There seems to be a disconcerting new trend of raids in Kuwait lately. First, it occurred at a 3D printing shop selling figurines (deemed cultish idols) by men who raided the shop and closed it down. Everyone knows that selling idols is not permitted in Kuwait and nobody in their right mind would sell them in a renowned store! Anyone who wants to use a statue to pray in Kuwait has to go underground (and risk being deported as was the case of 25 Hindus a couple of years ago) or save their prayer for when they go to places that have freedom of worship.
Mostly, people of other religions pray privately, unless you’re a Christian (apart from mosques, only churches are allowed in Kuwait). Anyways, upon closer inspection, the authorities realized that they were really just figurines, which even ultraconservative people use to decorate wedding cakes, as my cousin’s wife (a very religious lady) pointed out. If a religious person has no issue with figurines, then who are the authorities representing? And what happened to the issuance of warnings prior to storming a shop? And what happened to courtesy?
On another occasion, a local woman called the authorities to complain about a stall at a holistic market selling “statues of worship” which actually happened to be pendants. Oh sensibilities and statues!
And I wonder, what would happen to a Muslim person living in a non-Islamic country if a citizen complained about Qurans being sold in a market? It would be attributed to Islamophobia, no? Why is the irony still lost on us? Where is the Kuwait of my forefathers? My maternal grandmother, a devout Muslim, coexisted with her Hindu domestic helper, whose idol I saw more than once in her room in my grandmother’s house. Her houseboy had a tattooed cross on his hand. How beautiful is that? Nobody in the house was “offended”.
It’s not just culturally offensive markets or shops that are being raided. What made another splash was the recent closing down of Qout Market. What was the excuse this time? Qout Market, which has been in business for six years, did not have the right license. So, let’s give the authorities the benefit of the doubt for a mere minute: If Qout Market didn’t have a license, why did they wait until the day of the event to raid and close down the market? Where were they in the weeks preceding the event, or even, as one of the organizers suggested, the night before? If this doesn’t sound like a power trip, then what constitutes one? We are not a totalitarian state, are we? Then why are we behaving as such lately? Where are the names of these people who seem offended by everything from yoga to unveiled women, concerts and art, books and healthy interaction between all people?

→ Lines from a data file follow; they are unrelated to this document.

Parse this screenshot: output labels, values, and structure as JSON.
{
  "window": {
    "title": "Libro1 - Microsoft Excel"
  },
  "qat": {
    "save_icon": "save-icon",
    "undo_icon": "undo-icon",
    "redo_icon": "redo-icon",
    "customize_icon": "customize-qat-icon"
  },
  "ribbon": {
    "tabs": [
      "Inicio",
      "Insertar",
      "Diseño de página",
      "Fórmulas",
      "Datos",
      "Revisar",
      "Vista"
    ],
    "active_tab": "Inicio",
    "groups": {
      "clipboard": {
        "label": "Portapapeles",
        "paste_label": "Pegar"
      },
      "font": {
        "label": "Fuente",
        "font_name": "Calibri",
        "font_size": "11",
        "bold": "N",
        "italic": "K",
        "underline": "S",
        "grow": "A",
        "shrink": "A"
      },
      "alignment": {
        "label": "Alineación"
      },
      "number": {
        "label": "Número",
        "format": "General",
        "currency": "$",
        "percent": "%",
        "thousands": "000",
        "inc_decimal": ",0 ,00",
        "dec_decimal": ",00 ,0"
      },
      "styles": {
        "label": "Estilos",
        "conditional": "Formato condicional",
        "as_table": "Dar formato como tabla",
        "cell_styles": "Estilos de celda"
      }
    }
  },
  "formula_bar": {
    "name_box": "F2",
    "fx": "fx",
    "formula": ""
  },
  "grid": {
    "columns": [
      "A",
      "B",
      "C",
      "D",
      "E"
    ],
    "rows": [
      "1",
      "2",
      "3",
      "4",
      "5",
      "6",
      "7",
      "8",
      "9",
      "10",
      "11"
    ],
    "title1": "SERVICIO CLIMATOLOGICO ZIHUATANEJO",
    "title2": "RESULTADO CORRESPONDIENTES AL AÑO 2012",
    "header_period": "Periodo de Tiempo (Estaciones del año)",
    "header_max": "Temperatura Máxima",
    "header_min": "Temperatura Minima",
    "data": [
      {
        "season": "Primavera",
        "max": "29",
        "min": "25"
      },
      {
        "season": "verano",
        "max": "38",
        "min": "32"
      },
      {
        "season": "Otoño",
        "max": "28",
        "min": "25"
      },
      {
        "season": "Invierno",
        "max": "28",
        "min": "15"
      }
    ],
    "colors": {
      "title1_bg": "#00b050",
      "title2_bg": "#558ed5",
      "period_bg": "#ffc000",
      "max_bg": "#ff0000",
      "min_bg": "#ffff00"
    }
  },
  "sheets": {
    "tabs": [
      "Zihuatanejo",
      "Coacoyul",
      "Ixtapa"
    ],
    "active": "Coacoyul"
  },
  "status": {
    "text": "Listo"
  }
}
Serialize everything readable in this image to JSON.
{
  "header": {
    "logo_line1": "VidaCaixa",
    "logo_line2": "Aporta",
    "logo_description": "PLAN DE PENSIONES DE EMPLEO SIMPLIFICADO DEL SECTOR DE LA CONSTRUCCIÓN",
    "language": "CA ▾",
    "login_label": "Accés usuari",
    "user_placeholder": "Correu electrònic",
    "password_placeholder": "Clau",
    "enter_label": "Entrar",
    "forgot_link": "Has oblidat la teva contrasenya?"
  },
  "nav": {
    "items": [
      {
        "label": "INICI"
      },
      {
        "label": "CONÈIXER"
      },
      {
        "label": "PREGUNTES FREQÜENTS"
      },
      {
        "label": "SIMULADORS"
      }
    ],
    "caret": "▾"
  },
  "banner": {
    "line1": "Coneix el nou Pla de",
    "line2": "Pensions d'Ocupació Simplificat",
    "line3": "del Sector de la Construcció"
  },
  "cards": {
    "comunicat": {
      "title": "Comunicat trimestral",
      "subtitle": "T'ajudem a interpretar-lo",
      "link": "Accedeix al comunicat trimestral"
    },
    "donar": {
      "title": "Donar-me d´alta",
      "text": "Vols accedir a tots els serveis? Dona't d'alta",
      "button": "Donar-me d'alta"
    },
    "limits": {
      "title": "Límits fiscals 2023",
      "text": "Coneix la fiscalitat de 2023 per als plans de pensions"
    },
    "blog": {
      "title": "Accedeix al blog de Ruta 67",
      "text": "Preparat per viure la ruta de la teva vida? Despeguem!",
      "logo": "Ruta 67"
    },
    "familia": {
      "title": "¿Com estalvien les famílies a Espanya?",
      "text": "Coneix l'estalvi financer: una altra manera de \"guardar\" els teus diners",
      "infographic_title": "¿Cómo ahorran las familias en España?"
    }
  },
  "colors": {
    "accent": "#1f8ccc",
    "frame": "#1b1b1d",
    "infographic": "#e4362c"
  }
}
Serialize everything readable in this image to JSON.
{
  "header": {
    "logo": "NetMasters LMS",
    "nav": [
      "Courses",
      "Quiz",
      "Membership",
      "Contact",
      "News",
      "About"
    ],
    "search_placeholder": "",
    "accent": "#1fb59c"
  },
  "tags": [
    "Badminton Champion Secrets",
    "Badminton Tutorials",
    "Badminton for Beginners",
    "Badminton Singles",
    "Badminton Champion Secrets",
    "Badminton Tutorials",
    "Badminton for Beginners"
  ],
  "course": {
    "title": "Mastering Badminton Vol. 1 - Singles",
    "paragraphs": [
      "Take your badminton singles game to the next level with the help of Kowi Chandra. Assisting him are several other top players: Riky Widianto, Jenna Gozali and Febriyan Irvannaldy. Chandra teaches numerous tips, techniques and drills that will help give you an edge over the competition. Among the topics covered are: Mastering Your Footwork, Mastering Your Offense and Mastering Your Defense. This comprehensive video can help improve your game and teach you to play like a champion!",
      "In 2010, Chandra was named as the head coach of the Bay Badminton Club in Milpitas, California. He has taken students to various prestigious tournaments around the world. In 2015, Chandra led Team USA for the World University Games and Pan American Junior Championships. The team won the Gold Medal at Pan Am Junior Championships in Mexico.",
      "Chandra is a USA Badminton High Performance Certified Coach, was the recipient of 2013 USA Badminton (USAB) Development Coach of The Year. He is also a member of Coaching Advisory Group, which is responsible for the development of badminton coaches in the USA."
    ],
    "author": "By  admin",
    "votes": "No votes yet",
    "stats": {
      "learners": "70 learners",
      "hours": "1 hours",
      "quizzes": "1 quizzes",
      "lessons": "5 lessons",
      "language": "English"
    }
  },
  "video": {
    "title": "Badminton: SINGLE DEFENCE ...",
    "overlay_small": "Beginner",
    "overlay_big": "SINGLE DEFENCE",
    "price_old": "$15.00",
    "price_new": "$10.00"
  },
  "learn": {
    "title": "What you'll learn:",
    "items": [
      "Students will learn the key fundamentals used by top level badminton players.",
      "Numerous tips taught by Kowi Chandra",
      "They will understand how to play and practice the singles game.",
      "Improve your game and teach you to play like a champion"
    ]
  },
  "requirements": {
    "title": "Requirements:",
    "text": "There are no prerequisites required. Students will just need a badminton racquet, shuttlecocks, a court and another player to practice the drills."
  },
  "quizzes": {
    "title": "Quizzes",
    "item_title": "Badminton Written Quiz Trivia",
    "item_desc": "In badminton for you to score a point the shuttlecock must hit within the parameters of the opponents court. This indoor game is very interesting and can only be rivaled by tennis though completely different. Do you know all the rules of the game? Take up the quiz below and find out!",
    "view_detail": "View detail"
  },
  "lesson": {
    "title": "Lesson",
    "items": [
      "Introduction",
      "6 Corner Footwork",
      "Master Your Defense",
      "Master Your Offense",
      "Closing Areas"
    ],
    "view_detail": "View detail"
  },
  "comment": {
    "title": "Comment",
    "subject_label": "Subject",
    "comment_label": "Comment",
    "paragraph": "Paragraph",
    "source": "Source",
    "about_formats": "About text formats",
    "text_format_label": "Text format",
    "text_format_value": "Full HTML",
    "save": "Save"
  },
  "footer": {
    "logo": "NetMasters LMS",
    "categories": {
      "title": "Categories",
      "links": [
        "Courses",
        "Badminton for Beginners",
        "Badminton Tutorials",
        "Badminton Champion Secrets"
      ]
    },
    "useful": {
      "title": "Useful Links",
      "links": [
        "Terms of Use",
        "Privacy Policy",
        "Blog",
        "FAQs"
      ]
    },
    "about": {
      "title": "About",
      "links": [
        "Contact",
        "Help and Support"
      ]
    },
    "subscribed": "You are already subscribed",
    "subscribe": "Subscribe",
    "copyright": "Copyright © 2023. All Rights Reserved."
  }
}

I urge us all to awaken. I am optimistic that we are going through an evolution of consciousness, and the days of the ego are numbered. But, in the meantime, the fearful ones are tightening their grip, and it is our duty to remind them and ourselves that we are a nation that was founded on tolerance, acceptance and respect. And we cannot stay silent when our values are being threatened.
By Nejoud Al-Yagout